Until yesterday, Malcolm Gladwell was a hero to many social media utopians. Books such as The Tipping Point and Outliers seemed to reinforce a worldview in which online social networks represent a brighter future, a pure meritocracy in which worthwhile ideas will flourish, unencumbered, allowing humanity to progress according to Enlightenment ideals.
His most recently published thoughts might have changed all that. Channelling Gil Scott-Heron for the New Yorker, Gladwell argued that, in fact, “the revolution will not be tweeted“. Marking the “strong ties” between individuals involved in genuine, world-historical activism – from Greensboro to the demonstrations in East Germany that led to the fall of the Berlin Wall – Gladwell noted that online networks are, on the contrary, characterised by “weak ties”. The purported “Twitter revolutions” of Moldova and Tehran were nothing of the sort, he said – activism promoted by weak ties is correspondingly weak.
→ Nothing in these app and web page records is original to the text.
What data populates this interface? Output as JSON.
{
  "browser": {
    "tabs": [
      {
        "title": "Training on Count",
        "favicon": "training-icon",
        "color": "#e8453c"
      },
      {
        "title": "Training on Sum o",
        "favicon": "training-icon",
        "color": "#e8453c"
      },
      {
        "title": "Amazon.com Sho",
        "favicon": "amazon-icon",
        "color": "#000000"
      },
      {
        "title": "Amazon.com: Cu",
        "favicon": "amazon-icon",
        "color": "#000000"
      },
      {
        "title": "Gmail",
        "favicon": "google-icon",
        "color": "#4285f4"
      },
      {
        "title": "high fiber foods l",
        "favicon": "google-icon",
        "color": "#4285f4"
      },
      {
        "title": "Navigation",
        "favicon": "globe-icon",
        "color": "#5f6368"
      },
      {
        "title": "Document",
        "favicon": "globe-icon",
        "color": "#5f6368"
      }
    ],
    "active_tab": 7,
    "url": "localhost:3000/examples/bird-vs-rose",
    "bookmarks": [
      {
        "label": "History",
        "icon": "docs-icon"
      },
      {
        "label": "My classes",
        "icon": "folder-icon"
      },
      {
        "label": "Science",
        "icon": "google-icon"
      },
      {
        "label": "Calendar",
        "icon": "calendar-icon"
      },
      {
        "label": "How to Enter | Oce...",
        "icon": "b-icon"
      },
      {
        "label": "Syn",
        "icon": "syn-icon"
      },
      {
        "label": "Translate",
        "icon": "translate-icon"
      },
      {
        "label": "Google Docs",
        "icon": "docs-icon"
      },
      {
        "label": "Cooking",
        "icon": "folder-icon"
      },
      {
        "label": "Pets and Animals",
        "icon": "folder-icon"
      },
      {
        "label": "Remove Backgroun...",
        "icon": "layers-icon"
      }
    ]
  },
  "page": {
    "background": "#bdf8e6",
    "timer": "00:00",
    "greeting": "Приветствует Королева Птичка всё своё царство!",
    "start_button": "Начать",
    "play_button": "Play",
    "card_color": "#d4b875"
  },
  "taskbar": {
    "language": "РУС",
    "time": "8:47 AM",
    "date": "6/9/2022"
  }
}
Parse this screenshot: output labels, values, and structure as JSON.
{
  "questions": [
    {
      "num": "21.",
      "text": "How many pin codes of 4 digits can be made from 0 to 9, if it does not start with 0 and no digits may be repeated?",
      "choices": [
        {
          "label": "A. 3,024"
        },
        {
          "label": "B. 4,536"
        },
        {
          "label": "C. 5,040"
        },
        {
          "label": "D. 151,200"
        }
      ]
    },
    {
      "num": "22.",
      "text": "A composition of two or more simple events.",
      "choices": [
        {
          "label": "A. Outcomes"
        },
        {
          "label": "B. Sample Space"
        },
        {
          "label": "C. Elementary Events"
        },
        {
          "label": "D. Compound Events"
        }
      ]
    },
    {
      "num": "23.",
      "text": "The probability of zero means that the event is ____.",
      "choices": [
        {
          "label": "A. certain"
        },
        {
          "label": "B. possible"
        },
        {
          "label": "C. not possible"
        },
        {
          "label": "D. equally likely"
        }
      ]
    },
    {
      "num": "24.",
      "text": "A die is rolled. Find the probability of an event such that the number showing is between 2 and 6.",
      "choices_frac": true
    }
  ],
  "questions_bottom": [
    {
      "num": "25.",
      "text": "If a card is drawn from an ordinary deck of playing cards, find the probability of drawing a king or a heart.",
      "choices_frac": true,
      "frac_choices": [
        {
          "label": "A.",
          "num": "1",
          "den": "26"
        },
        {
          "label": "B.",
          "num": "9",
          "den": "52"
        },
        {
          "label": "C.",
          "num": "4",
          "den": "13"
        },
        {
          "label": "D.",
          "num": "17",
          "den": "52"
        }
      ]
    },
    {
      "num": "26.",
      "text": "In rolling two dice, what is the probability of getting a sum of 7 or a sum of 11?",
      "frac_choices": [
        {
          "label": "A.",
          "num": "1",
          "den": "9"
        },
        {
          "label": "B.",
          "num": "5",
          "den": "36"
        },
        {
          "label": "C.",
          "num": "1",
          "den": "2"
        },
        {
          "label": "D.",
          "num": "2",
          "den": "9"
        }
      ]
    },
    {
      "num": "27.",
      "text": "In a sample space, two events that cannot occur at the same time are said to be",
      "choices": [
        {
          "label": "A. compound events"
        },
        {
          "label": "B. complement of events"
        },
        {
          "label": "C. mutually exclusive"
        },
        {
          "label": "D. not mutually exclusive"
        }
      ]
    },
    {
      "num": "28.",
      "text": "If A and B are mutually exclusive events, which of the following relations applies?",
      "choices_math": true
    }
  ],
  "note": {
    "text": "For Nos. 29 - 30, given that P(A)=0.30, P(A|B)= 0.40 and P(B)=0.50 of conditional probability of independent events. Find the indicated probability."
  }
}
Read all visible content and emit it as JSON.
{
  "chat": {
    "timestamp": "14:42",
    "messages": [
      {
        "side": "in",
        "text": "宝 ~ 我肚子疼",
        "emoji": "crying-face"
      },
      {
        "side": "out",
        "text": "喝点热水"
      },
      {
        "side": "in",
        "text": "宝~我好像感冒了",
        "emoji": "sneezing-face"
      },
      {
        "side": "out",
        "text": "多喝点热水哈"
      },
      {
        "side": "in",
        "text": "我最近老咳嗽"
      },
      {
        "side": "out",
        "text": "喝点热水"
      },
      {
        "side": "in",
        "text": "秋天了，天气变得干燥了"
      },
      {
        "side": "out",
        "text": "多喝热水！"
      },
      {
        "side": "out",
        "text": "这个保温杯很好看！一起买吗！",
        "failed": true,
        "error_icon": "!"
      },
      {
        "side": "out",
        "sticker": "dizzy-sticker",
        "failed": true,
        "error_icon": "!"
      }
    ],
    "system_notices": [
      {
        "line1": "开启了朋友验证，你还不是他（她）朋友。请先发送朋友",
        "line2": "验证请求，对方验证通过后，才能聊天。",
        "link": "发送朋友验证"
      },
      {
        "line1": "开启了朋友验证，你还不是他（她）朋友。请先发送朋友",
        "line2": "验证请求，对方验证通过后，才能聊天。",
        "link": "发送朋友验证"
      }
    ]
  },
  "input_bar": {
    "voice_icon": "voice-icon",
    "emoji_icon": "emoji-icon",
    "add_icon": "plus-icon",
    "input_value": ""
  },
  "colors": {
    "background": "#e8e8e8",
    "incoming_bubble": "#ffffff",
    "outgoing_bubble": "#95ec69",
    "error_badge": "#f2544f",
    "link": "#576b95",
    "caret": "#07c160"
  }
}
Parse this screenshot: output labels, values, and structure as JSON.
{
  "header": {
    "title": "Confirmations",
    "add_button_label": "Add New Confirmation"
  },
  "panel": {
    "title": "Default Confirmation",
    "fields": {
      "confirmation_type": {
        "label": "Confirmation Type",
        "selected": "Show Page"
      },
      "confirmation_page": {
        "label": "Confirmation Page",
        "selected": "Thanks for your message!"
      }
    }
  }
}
Even some of the critical responses to Gladwell’s piece have granted that some scepticism is overdue. In the Guardian, Leo Mirani wrote that it was “right to be sceptical of social media’s rah-rah brigade” before insisting that, actually, it was all about your definition of activism:
activism extends to changing the minds of people, to making populations aware of what their governments are doing in their name, to influencing opinion across the world…
Problem is, social networks are so busy influencing opinions that people no longer have time to weigh their value. Not unlike the user-generated editorial agendas discussed in the previous post, there is clear danger that social environments too readily pander to laziness, selfishness and rubbernecking. In a world of weak ties, it’s the weak causes that swamp the attention.
We at Cision are always ready to embrace the change, however. As such, the big news this week has been Cheryl Cole’s ejection of Gamu Nhengu from the X Factor.
Our analysis of Team Cole’s social media presence suggests the public reaction is perhaps not as hysterical as some in the mainstream media have suggested. Even so, Facebook activism is de rigeur, and social networks will no doubt remain a bushfield of fanned flames until Nhengu is reinstated just in time for the final.
Or until Darfur is a safe, peaceful haven for its citizens, whichever is easier.